- Vik Adhopia reports on the work of researchers to ensure that eye drop dosages reflect what will actually make the best possible use of medications, after pharmaceutical corporations have chosen to instead encourage spillage and waste. And Cherise Seucharan reports on the NDP's plan to treat access to contraceptives as a basic need rather than a profit centre. 

- Bob Bell points out how the right-wing push toward more alcohol sales and consumption produces ill effects for public health and government budgets alike.

- Finally, Andrew Rawnsley writes about the disconnect between the UK's archaic first-past-the-post electoral system and the will of the public. And the NDP has unveiled its plan for electoral reform - featuring a commitment to implement a system of proportional representation, while building in a referendum once the public is in a position to judge its options from experience rather than reactionary fearmongering.

Sunday, June 09, 2019

Sunday Morning Links

This and that for your Sunday reading.

- Angela Rayner writes about the distinction between limited social mobility and genuine social justice, while highlighting UK Labour's commitment to the latter:
(T)he role of our education system is not just about helping a lucky, talented few rise to the top, but about ensuring that everyone can realise their potential. People sometimes point to me as someone who had a difficult start but got on in life as evidence that anyone can succeed on their own. But actually my life shows the exact opposite. Any success I have had is thanks to Labour governments that provided the council house, minimum wage, tax credits and Sure Start children’s centre that enabled me to achieve it. 

 That is social justice. Not one person doing better than the people they grew up with, but all of us working together to give everyone the chance to reach their full potential. The very opposite of what the Tories believe or do. 

Focusing solely on social mobility not only disregards overall levels of inequality and poverty, but it implies that only a few talented people deserve to escape what they were born into, thereby legitimising the inequality that holds millions back.
We won’t stand for a society in which only a lucky few succeed while inequality and poverty hold back millions. We will focus on social justice, not just social mobility, to build a society in which everyone can develop their talented and succeed regardless of their background.  
- Robert Kennedy writes about the latest climate breakdown scenarios from the Breakthrough National Center for Climate Restoration. And David Climenhaga points out that it's essential for health care workers (and others) to point out the effects of climate change in their areas of work and expertise, rather than accepting instructions to ignore the widespread effects of our climate crisis.

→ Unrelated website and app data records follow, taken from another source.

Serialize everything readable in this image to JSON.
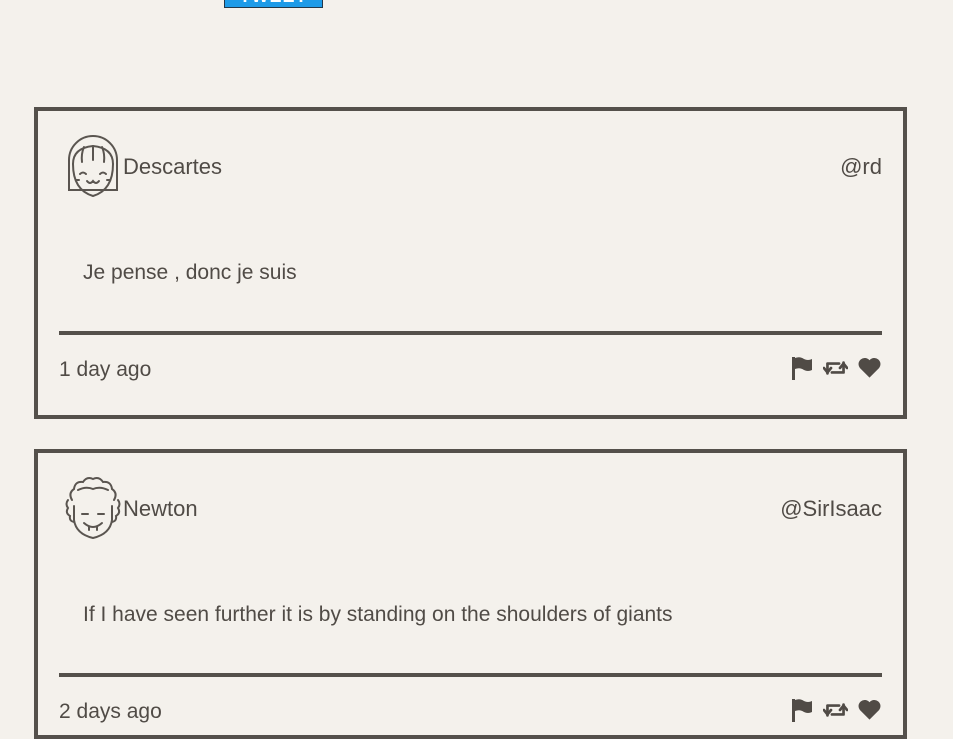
{
  "top_button": {
    "label": "TWEET"
  },
  "tweets": [
    {
      "name": "Descartes",
      "handle": "@rd",
      "message": "Je pense , donc je suis",
      "time": "1 day ago",
      "avatar_icon": "girl-face-icon"
    },
    {
      "name": "Newton",
      "handle": "@SirIsaac",
      "message": "If I have seen further it is by standing on the shoulders of giants",
      "time": "2 days ago",
      "avatar_icon": "curly-hair-face-icon"
    }
  ],
  "actions": [
    "flag-icon",
    "retweet-icon",
    "heart-icon"
  ],
  "colors": {
    "background": "#f4f1ec",
    "border": "#54504b",
    "text": "#504b46",
    "button": "#1e9be8"
  }
}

- Amanda Garris reports on the new revelations about the severe underestimation of methane gas emissions from the fertilizer industry. And Natan Obed discusses how Inuit people stand to face some of the most severe results of a climate breakdown, while Doyle Rice points out the number of heat-related deaths in the U.S. which will only be exacerbated by further climate deterioration.

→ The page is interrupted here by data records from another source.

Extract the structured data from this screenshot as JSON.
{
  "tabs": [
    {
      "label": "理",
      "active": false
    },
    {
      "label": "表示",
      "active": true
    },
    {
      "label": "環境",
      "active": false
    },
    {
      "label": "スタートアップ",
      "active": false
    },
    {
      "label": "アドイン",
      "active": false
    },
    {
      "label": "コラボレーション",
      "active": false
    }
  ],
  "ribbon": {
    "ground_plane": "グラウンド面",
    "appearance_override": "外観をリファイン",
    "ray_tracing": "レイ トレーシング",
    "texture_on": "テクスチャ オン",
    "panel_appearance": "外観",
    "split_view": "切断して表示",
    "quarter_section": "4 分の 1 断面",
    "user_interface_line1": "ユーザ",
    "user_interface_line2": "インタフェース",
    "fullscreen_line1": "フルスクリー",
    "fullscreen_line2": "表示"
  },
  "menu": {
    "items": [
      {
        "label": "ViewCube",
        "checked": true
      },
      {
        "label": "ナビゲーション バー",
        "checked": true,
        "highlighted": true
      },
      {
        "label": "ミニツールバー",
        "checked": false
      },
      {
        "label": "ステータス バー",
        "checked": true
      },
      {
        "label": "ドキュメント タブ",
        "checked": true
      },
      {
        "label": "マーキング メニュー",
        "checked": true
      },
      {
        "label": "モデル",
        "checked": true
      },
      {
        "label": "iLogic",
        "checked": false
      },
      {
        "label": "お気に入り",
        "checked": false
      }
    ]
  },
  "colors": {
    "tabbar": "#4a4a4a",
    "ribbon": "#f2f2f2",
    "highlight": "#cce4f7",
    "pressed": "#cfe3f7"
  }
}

- Finally, Leyland Cecco reports on the latest from the UN special rapporteur on toxic chemicals who has pointed out how Canada has chosen to ignore Indigenous rights by subjecting First Nations to toxic pollutants. Chris Arsenault exposes Titan Minerals' environmental violations in Peru (which appear to have been ignored until they became useful for corporate machinations). And Elizabeth Weise reports on the damage to our oceans from plastic pollution which goes far beyond readily-observable garbage patches.